Despite the growth and positive coverage (here is DCPS’s statement and here is the DC Public Charter School Board statement), the NEAP assessment also reveals several troubling realities that we can no longer look past. It’s true that the District’s 4th grade reading scores have improved considerably and faster than any other state in the nation. However, we must also consider where we started. In 1998, only 11% of District students were proficient. Today, 27% of our city’s 4th graders are reading proficiently. This is certainly progress, but we should not be congratulating ourselves when 3 out of 4 students are not proficient readers by the end of 4th grade. The District’s NAEP scores places us higher than only one state and places us squarely in the middle of the pack relative to other large cities (which I’d consider a truer comparison). While we should applaud our city for its progress, average is not enough especially in light of tough and persistent achievement gaps.
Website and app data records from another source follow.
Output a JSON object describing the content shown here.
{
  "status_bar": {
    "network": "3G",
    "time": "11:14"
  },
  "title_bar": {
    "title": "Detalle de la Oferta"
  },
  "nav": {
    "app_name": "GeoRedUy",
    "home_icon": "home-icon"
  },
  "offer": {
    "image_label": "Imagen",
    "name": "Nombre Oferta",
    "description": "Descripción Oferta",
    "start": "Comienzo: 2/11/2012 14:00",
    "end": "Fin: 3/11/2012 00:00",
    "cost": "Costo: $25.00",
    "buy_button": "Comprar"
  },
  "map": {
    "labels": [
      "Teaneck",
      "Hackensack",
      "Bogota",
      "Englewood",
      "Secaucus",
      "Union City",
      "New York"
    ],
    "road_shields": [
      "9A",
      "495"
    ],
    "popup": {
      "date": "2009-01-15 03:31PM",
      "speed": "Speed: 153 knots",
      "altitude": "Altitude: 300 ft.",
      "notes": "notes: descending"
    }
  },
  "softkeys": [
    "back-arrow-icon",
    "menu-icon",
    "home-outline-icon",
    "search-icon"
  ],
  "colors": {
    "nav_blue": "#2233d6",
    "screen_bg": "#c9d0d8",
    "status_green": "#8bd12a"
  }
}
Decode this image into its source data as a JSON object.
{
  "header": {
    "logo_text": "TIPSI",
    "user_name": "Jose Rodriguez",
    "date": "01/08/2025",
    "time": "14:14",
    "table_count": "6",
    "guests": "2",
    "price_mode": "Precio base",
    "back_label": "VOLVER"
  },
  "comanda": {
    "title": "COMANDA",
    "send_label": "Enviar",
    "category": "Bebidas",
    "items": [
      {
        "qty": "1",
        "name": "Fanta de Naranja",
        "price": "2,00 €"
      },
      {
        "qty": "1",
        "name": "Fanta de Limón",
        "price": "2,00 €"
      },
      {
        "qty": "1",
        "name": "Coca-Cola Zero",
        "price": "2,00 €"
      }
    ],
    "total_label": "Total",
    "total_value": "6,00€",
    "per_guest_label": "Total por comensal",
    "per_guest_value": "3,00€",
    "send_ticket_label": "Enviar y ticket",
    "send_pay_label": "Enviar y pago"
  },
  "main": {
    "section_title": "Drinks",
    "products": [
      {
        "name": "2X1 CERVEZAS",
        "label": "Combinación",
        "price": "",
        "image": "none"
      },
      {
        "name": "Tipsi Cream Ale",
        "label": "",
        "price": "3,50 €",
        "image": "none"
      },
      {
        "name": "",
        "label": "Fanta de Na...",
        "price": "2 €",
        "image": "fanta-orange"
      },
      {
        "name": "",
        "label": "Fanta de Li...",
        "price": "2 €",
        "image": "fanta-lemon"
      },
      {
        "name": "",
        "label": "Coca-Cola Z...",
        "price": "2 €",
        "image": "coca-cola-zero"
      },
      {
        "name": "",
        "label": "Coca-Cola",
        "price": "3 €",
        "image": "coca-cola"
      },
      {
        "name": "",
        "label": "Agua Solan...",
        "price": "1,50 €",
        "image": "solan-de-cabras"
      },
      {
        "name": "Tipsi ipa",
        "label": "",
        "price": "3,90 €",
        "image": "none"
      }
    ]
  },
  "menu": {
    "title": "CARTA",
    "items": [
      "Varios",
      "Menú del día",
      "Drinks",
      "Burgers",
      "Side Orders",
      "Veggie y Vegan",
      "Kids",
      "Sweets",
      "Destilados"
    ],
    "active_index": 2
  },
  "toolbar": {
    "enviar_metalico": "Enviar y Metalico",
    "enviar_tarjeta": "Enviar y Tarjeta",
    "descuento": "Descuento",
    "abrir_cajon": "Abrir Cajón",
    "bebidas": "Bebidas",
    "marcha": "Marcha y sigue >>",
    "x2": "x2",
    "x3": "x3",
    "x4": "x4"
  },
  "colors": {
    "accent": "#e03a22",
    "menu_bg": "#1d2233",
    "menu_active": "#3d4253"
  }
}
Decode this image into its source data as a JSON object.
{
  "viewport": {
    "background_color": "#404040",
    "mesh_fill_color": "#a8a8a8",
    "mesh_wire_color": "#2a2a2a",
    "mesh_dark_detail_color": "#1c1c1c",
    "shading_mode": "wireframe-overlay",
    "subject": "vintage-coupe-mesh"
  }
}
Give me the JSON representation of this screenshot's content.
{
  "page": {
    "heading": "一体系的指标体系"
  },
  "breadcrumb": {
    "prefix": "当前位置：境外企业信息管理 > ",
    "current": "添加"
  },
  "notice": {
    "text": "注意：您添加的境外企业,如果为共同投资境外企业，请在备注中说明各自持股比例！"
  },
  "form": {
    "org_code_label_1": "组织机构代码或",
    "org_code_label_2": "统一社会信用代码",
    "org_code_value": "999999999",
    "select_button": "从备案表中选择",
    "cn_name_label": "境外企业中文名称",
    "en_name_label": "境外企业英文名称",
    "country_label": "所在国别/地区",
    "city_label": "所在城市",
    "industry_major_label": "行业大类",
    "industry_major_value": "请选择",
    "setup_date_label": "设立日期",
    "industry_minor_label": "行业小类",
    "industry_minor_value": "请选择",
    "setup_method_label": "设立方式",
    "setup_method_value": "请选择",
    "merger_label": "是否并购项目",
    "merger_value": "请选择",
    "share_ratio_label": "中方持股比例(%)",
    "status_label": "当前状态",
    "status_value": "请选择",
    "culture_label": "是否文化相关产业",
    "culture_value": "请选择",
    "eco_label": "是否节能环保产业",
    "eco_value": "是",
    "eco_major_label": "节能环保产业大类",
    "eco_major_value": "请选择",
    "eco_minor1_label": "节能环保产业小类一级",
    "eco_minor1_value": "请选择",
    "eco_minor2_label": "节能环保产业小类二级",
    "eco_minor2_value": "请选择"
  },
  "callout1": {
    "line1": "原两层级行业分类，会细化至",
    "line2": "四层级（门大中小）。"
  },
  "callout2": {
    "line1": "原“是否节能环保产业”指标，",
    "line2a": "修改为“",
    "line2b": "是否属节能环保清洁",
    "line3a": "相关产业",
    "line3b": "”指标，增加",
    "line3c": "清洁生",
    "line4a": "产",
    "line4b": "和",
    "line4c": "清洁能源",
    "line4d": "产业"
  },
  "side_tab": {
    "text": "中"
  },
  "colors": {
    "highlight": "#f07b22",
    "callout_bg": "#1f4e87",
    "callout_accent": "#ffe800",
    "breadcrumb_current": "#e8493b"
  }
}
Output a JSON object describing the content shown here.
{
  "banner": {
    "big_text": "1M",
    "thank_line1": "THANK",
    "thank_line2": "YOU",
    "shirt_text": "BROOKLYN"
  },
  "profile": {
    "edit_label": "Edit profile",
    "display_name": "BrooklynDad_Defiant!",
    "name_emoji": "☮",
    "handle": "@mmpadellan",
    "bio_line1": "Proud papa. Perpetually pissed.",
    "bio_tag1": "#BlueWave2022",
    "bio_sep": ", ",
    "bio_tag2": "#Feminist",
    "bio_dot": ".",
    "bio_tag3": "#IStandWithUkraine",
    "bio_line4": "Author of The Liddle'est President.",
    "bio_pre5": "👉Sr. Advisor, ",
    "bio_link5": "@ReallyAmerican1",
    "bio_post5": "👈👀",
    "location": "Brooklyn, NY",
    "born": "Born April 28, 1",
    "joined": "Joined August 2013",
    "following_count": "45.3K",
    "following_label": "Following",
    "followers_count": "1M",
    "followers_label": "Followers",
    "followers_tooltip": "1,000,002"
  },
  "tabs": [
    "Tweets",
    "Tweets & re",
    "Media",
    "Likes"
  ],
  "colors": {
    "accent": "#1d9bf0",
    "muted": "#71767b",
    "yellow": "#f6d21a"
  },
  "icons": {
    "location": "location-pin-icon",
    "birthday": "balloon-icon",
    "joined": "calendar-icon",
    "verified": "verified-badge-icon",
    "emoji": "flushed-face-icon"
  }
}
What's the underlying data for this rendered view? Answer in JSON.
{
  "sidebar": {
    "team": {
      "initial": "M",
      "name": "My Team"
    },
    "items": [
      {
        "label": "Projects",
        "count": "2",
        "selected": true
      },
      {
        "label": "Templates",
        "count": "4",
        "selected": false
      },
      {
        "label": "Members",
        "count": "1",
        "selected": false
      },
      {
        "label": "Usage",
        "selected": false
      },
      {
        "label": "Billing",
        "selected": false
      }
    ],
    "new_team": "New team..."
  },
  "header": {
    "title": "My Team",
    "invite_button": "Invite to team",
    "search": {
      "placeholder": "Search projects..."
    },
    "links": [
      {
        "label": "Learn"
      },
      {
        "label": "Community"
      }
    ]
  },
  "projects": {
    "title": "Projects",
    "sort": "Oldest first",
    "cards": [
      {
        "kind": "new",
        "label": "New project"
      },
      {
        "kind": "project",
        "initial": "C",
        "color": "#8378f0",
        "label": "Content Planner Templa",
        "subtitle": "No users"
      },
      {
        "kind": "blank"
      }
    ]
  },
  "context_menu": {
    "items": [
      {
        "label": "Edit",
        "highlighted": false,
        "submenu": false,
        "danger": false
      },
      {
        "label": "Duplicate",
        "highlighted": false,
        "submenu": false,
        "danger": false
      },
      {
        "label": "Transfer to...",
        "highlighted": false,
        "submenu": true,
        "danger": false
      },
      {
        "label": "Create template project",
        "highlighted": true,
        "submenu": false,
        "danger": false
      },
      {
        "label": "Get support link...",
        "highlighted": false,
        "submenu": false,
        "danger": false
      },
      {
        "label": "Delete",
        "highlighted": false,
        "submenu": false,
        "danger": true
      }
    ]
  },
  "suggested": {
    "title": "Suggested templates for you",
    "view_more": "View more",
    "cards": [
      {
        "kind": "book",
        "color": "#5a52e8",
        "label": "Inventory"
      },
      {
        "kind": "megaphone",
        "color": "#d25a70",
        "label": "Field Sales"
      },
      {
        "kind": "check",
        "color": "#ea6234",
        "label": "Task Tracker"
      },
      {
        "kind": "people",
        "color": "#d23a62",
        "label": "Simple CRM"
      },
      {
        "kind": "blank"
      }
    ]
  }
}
Diving further into the NAEP / Trial Urban District Assessment (TUDA) results, we find:
- In 2015, Black students had an average score that was 60 points lower than that for White students. This performance gap was not significantly different from that in 2002 (60 points).
- In 2015, Hispanic students had an average score that was 55 points lower than that for White students. This performance gap was not significantly different from that in 2002 (55 points).
- In 2015, students who were eligible for free/reduced-price school lunch, an indicator of low family income, had an average score that was 58 points lower than that for students who were not eligible. This performance gap was wider than that in 2002 (25 points).
In other words, across all subgroups we’ve seen little to no improvement since 2002 and in cases of those living in poverty the achievement gap has grown. Considering the demographic changes that our city has seen that may account for some of the District’s overall growth, I do not believe that NAEP scores are something that we should be celebrating but rather something that should be setting off alarms for our city’s leaders.
Here are the various NAEP reports:
And, for the Trial Urban District Snapshots:
I hope to see you at these important hearings next week.
DGS/DCPS School Modernization Oversight Roundtable
Monday, November 2 at 11:00 AM, Room 412 of the Wilson Building
The Council's Education Committee has announced a Roundtable on school modernization. For details, click here.
DCPS FY2017 Budget Hearing
Wednesday, Nov 4. 6:00 PM at Stuart-Hobson MS
The District of Columbia Public Schools (DCPS) will convene a public hearing to gather feedback from the public about the upcoming Fiscal Year 2017 budget. For details, click here.